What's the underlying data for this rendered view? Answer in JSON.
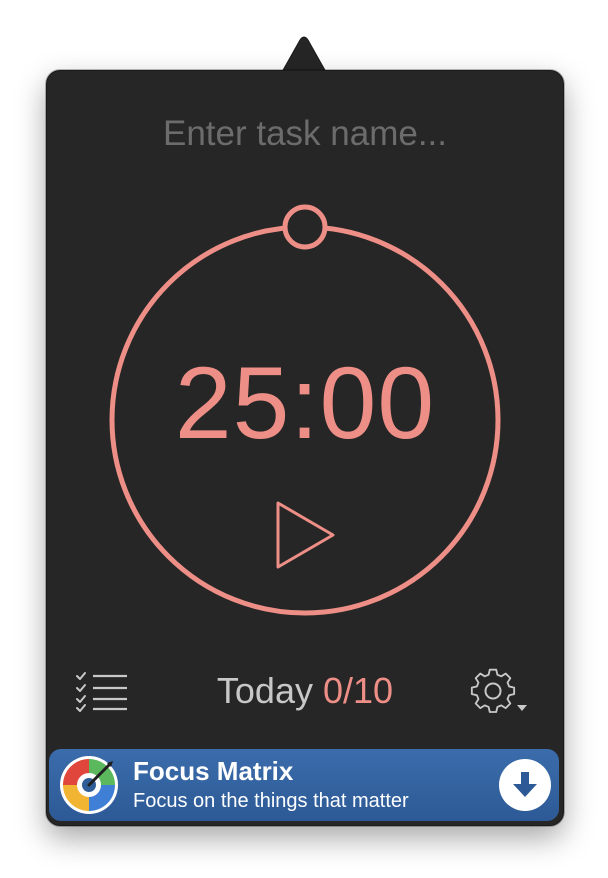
{
  "task": {
    "placeholder": "Enter task name...",
    "value": ""
  },
  "timer": {
    "time": "25:00",
    "progress": 0,
    "icons": {
      "play": "play-icon",
      "handle": "progress-handle"
    }
  },
  "footer": {
    "today_label": "Today",
    "today_count": "0/10",
    "icons": {
      "list": "task-list-icon",
      "settings": "gear-icon"
    }
  },
  "banner": {
    "title": "Focus Matrix",
    "subtitle": "Focus on the things that matter",
    "icons": {
      "logo": "focus-matrix-logo",
      "download": "download-icon"
    },
    "background": "#2f5d98"
  },
  "colors": {
    "accent": "#ee8f87",
    "panel": "#262626",
    "placeholder": "#6c6c6c",
    "muted": "#c8c8c8"
  }
}
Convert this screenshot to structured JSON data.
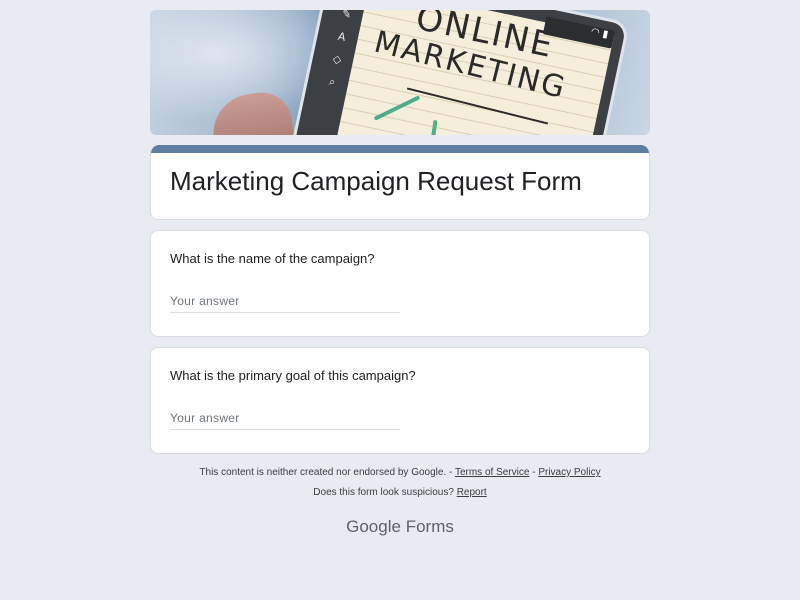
{
  "banner": {
    "line1": "ONLINE",
    "line2": "MARKETING"
  },
  "form": {
    "title": "Marketing Campaign Request Form"
  },
  "questions": [
    {
      "label": "What is the name of the campaign?",
      "placeholder": "Your answer"
    },
    {
      "label": "What is the primary goal of this campaign?",
      "placeholder": "Your answer"
    }
  ],
  "footer": {
    "disclaimer": "This content is neither created nor endorsed by Google.",
    "sep1": "-",
    "terms": "Terms of Service",
    "sep2": "-",
    "privacy": "Privacy Policy",
    "suspicious": "Does this form look suspicious?",
    "report": "Report"
  },
  "brand": {
    "google": "Google",
    "forms": "Forms"
  }
}
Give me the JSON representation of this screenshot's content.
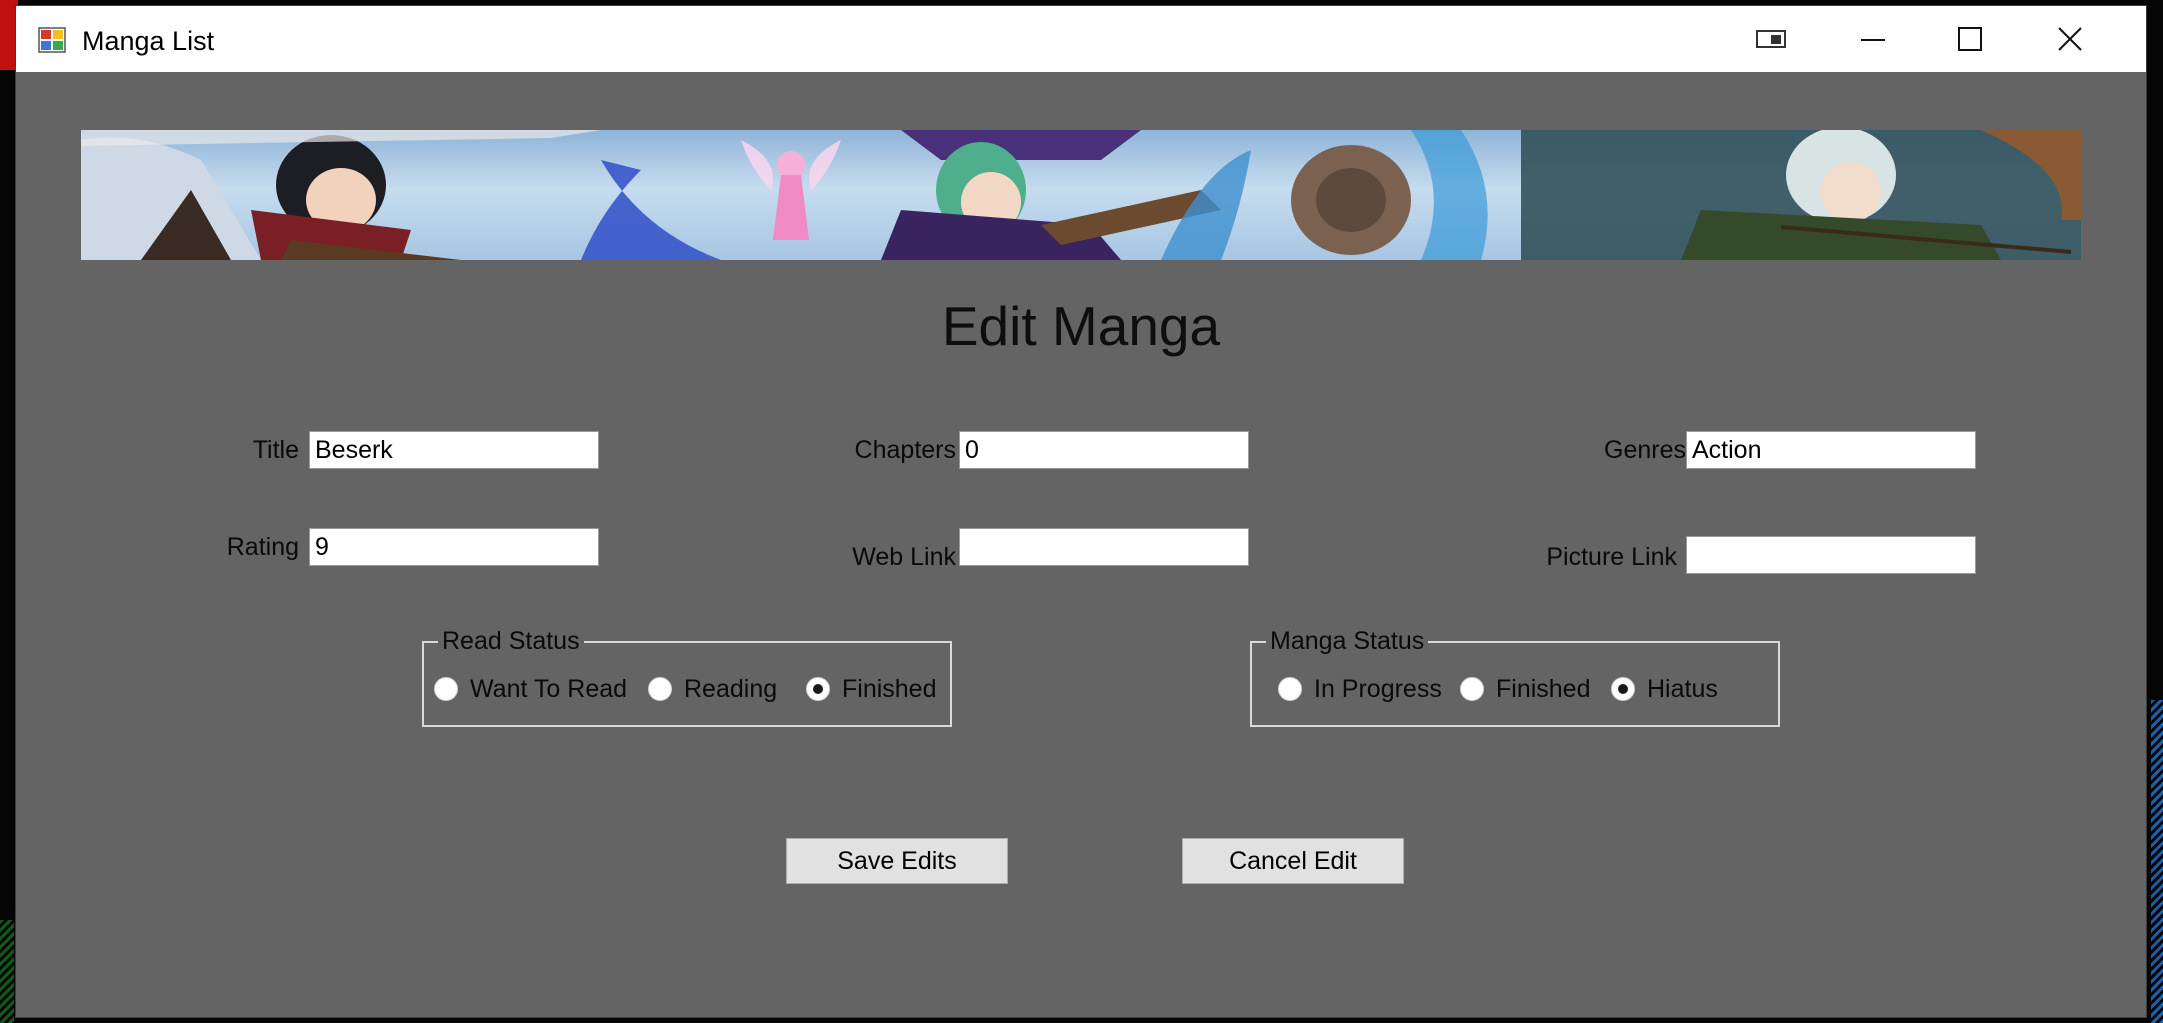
{
  "window": {
    "title": "Manga List",
    "controls": [
      "restore-snap",
      "minimize",
      "maximize",
      "close"
    ]
  },
  "form": {
    "heading": "Edit Manga",
    "fields": {
      "title": {
        "label": "Title",
        "value": "Beserk"
      },
      "chapters": {
        "label": "Chapters",
        "value": "0"
      },
      "genres": {
        "label": "Genres",
        "value": "Action"
      },
      "rating": {
        "label": "Rating",
        "value": "9"
      },
      "web_link": {
        "label": "Web Link",
        "value": ""
      },
      "picture_link": {
        "label": "Picture Link",
        "value": ""
      }
    },
    "read_status": {
      "legend": "Read Status",
      "options": [
        "Want To Read",
        "Reading",
        "Finished"
      ],
      "selected": "Finished"
    },
    "manga_status": {
      "legend": "Manga Status",
      "options": [
        "In Progress",
        "Finished",
        "Hiatus"
      ],
      "selected": "Hiatus"
    },
    "buttons": {
      "save": "Save Edits",
      "cancel": "Cancel Edit"
    }
  },
  "colors": {
    "form_background": "#646464",
    "titlebar": "#ffffff",
    "button_face": "#e1e1e1"
  }
}
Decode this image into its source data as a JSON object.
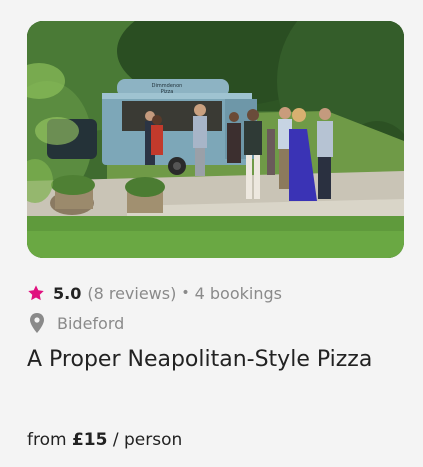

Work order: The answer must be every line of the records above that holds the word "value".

Task response:
    "value": ""
        "value": "Beserk"
        "value": "0"
        "value": "Action"
        "value": "9"
        "value": ""
        "value": ""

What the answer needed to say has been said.